The inaugural one-day Progress in English Studies Conference for lower sixth school students was held at Fitzwilliam on 14 March.
Twenty-one year 12 (lower sixth) students from maintained schools from across the country, and their teachers, attended the event.
Dr Paul Chirico, Senior Tutor, said: ‘Fitzwilliam has a history of pioneering access initiatives, and this event was designed to help students and their teachers from maintained-sector schools find out more about studying English at Cambridge and, in particular, at Fitzwilliam College. It also offered delegates considering reading English at degree level a sense of what it might be like to attend university lectures and supervisions.’
Admissions Tutor Dr Sara Owen welcomed the students to the College and gave an overview of the Cambridge admissions process, and then three Fitzwilliam English Fellows gave mini-lectures on topics showcasing some of the more recent, exciting developments in their research fields and in the teaching of English at Cambridge.
Dr Kasia Boddy, Director of Studies in English, specialises in Modern American fiction and cultural history and spoke on ‘Poetry and Painting: Interconnections’. Dr Hero Chalmers, Director of Studies and undergraduate tutor with a special interest in seventeenth-century literature, politics and women's writing spoke on: ‘Shakespeare’s Things: Renaissance Literature and Material Culture’. Dr Paul Chirico, Senior Tutor, whose area of expertise is literature of the eighteenth century and Romantic periods asked ‘Did Romanticism Happen?’.
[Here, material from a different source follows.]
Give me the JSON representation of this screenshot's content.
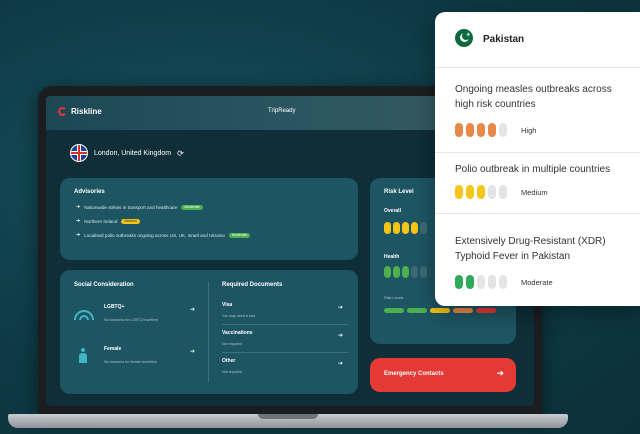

Dr Chirico said: ‘Studying English at Cambridge is challenging. The mini-lecture part of the programme was designed to provide a stimulus to students wanting to extend their thinking beyond the core elements of their A-Level syllabus.’
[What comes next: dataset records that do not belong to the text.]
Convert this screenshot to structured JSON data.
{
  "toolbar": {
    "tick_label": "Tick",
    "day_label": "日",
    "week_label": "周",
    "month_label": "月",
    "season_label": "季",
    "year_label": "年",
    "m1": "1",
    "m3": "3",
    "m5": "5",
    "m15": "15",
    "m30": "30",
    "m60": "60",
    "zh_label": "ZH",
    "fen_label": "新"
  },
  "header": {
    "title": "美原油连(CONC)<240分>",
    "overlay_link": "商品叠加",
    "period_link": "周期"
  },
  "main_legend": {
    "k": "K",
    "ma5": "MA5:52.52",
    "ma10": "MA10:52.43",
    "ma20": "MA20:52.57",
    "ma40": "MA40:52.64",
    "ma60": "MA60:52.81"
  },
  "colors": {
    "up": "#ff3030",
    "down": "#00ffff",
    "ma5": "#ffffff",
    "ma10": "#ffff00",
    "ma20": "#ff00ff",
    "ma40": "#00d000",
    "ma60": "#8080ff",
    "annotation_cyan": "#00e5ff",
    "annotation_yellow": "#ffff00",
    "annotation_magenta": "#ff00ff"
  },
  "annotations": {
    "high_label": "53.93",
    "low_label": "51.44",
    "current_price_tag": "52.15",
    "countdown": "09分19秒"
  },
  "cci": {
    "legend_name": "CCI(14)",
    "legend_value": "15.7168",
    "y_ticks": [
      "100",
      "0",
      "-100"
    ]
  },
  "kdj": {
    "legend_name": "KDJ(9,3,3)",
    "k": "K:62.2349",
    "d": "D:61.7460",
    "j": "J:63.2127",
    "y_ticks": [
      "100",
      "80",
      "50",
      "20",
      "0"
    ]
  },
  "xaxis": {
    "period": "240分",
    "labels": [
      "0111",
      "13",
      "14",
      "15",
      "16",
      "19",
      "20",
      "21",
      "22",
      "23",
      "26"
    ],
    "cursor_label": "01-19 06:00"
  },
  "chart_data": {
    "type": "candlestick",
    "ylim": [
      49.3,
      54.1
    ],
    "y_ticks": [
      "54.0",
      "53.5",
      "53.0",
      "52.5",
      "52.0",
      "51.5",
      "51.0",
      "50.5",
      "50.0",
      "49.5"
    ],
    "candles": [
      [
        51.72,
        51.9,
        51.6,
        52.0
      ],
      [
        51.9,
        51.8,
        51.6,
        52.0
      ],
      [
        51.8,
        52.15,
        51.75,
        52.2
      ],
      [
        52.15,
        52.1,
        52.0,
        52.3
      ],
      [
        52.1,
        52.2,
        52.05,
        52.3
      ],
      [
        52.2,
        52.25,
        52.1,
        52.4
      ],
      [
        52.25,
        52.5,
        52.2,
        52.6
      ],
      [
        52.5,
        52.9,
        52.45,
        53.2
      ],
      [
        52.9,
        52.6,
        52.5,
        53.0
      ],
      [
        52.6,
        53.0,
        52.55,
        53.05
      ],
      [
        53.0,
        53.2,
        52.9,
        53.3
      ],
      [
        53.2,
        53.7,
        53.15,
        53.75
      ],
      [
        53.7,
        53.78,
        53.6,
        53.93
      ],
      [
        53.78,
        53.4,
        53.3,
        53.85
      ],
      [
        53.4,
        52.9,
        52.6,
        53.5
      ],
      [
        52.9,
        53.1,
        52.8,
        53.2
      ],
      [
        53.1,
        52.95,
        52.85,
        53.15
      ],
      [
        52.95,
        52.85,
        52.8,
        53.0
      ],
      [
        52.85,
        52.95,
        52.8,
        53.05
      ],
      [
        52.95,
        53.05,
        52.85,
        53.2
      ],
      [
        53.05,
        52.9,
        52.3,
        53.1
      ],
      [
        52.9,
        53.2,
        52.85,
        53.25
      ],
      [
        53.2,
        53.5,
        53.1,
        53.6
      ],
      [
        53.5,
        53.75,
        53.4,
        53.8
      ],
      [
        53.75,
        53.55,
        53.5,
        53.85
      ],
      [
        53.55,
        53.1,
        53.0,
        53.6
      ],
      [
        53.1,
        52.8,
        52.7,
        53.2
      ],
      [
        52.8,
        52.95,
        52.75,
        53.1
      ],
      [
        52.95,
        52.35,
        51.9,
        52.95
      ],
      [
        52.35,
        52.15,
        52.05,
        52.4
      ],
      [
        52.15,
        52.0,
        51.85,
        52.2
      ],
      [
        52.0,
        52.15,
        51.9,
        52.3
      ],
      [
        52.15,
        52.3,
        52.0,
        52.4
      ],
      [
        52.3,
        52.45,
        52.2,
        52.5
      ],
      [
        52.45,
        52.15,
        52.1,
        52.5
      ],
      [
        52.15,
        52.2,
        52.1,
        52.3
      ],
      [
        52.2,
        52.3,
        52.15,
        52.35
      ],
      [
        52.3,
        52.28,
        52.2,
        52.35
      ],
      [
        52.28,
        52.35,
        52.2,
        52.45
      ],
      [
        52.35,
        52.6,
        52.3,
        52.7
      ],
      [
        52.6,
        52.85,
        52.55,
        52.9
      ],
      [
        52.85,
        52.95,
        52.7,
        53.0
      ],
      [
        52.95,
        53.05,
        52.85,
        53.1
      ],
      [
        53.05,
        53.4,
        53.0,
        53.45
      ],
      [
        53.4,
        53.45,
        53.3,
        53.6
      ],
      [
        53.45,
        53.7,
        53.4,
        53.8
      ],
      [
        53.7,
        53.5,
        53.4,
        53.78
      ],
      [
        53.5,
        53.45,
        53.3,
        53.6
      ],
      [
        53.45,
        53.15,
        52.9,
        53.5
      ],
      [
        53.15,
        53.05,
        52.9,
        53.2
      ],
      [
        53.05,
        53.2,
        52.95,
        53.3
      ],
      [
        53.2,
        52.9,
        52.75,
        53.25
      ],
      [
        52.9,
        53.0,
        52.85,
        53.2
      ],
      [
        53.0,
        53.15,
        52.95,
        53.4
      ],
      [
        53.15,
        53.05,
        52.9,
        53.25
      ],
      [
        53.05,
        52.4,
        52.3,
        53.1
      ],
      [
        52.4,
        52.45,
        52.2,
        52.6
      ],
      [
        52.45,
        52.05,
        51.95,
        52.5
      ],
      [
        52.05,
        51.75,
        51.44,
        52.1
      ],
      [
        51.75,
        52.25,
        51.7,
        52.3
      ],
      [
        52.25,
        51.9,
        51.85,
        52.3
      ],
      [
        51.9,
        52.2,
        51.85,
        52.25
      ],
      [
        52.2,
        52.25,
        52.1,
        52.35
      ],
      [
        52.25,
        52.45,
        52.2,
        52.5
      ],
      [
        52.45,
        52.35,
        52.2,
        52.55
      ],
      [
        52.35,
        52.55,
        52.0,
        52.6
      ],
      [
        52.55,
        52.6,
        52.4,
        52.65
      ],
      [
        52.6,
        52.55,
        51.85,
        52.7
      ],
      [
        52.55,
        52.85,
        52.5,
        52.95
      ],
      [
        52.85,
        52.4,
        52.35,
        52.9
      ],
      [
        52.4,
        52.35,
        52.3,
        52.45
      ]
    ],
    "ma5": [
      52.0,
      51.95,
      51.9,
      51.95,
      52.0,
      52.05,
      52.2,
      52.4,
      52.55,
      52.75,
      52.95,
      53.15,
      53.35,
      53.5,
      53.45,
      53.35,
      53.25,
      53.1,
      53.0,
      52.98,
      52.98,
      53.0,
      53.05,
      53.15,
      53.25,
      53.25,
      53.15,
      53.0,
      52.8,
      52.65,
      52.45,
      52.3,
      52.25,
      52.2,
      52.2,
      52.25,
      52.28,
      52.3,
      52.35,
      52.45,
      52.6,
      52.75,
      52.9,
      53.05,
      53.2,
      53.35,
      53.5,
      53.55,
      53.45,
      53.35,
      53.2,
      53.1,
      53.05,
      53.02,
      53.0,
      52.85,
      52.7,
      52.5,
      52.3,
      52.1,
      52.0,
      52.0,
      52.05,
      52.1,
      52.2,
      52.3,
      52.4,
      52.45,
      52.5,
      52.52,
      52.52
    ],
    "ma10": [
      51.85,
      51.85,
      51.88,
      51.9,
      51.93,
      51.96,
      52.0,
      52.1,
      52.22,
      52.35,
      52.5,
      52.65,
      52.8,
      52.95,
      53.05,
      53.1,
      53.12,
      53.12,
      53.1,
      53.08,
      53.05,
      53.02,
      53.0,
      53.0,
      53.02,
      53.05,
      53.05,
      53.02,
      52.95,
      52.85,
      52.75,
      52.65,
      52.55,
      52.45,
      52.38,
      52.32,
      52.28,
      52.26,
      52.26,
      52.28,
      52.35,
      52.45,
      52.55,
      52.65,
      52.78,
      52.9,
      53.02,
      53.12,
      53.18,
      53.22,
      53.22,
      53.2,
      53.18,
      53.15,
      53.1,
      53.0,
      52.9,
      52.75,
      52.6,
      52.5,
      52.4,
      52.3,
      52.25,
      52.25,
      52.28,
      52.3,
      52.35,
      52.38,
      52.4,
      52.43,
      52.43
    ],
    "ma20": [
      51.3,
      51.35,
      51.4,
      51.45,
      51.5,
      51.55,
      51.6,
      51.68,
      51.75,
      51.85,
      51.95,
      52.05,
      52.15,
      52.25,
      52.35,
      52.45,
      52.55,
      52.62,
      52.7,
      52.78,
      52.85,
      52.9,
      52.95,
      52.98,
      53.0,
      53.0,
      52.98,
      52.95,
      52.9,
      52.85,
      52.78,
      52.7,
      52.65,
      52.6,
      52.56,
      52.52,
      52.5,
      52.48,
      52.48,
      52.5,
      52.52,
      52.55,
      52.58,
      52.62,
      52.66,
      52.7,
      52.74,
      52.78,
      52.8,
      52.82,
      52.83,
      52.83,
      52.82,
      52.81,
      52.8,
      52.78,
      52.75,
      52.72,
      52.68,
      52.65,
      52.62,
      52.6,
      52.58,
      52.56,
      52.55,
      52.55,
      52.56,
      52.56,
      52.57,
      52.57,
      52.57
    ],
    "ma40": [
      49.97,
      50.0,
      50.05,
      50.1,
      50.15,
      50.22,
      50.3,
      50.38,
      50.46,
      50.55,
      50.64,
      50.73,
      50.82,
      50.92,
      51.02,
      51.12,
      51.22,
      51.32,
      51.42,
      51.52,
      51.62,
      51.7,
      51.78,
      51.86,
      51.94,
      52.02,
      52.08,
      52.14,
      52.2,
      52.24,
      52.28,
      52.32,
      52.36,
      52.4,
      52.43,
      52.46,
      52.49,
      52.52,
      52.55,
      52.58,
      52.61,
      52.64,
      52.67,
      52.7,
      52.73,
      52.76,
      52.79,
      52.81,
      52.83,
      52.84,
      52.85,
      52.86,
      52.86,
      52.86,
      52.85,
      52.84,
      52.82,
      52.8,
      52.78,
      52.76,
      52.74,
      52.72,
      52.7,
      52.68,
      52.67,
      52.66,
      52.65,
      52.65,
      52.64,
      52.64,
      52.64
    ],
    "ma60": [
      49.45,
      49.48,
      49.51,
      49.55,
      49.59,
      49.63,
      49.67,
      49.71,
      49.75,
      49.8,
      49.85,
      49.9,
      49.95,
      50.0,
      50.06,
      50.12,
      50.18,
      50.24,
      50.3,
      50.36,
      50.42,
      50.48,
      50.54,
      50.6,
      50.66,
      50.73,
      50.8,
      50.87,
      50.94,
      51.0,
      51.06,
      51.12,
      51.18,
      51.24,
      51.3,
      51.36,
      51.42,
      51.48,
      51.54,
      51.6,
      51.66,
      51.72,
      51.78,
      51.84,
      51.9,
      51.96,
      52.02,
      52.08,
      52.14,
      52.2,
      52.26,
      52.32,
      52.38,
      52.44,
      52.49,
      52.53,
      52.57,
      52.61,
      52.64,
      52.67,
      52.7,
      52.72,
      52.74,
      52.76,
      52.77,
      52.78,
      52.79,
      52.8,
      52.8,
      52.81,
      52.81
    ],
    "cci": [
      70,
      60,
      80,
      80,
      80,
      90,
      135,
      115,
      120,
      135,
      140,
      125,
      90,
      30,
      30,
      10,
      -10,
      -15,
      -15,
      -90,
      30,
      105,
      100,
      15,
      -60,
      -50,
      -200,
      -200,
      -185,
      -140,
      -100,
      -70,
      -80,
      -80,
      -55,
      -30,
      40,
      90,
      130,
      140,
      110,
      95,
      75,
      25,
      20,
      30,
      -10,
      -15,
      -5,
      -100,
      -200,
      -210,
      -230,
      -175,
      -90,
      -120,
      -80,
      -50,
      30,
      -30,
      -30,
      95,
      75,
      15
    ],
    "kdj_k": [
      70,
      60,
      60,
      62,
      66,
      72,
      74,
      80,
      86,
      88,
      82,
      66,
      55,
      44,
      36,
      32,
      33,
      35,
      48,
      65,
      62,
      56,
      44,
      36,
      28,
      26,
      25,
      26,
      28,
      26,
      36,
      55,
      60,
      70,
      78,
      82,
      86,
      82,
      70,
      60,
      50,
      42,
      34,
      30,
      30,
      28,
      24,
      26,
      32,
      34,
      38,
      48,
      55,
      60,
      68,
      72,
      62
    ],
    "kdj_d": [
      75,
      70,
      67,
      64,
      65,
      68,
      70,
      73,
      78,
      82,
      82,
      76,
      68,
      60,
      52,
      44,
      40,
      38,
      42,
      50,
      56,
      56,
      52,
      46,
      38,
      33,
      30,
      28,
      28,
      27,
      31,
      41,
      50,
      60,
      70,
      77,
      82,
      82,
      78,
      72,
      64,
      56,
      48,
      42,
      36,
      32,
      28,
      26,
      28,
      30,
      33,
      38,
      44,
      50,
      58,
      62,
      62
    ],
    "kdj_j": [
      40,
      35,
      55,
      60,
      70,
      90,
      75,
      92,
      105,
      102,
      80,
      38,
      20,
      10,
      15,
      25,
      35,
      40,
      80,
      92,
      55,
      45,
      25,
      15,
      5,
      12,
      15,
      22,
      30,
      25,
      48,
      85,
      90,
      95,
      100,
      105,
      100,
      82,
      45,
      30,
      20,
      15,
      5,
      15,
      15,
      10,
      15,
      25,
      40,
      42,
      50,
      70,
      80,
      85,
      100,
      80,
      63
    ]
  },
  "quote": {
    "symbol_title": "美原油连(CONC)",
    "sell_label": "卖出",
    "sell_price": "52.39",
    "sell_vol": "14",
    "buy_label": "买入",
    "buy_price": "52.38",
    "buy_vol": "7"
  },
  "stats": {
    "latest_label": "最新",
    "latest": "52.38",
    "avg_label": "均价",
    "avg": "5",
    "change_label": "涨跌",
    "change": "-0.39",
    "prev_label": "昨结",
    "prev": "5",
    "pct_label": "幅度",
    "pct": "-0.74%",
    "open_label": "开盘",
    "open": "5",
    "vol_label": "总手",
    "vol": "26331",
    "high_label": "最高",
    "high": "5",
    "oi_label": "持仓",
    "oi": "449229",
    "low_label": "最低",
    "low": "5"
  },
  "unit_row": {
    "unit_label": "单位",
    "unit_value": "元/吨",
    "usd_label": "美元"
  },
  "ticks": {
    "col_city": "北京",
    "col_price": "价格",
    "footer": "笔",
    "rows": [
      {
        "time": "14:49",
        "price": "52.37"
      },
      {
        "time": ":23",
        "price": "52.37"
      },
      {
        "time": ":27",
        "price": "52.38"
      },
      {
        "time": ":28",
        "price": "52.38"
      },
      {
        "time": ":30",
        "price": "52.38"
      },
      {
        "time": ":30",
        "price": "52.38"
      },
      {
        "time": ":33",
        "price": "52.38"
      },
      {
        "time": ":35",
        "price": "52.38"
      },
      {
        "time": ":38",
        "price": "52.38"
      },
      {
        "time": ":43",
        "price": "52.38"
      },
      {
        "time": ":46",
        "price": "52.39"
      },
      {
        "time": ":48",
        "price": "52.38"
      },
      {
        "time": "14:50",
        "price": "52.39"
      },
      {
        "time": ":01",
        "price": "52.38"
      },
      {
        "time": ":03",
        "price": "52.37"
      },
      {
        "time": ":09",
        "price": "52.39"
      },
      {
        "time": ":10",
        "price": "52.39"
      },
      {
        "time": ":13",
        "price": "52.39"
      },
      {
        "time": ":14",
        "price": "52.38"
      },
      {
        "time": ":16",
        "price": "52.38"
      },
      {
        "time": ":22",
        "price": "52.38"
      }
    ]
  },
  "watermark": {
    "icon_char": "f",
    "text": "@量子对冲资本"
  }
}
Schools Liaison Officer Aemilia McDonnell said: ‘At the heart of the Cambridge way of teaching are small-group discussions - called supervisions. Our year 12 visitors also experienced this aspect of the Cambridge teaching and learning environment by taking part in small-group discussions centred on practical criticism with current Fitzwilliam English undergraduate students.’
While students were involved in discussions, teachers had an opportunity to ask further questions of the Senior Tutor and English Fellows.
Giving feedback, one teacher said: ‘The lectures were the part of the day that I most enjoyed - Fitzwilliam really stood out as being a friendly, egalitarian college.’
Fitz Fellow Dr Chalmers said: ‘It was such a pleasure to spend a day with the students and teachers who attended the conference. We were all enormously impressed by the level of engagement shown by the visiting students, especially in their questions after the mini-lectures and in their contributions to discussing an unseen poem with some of our own English students in small groups. Our students commented on how willing the participants were to take part in discussion and on the insightful nature of their contributions. We look forward to our hosting a similar event next year.’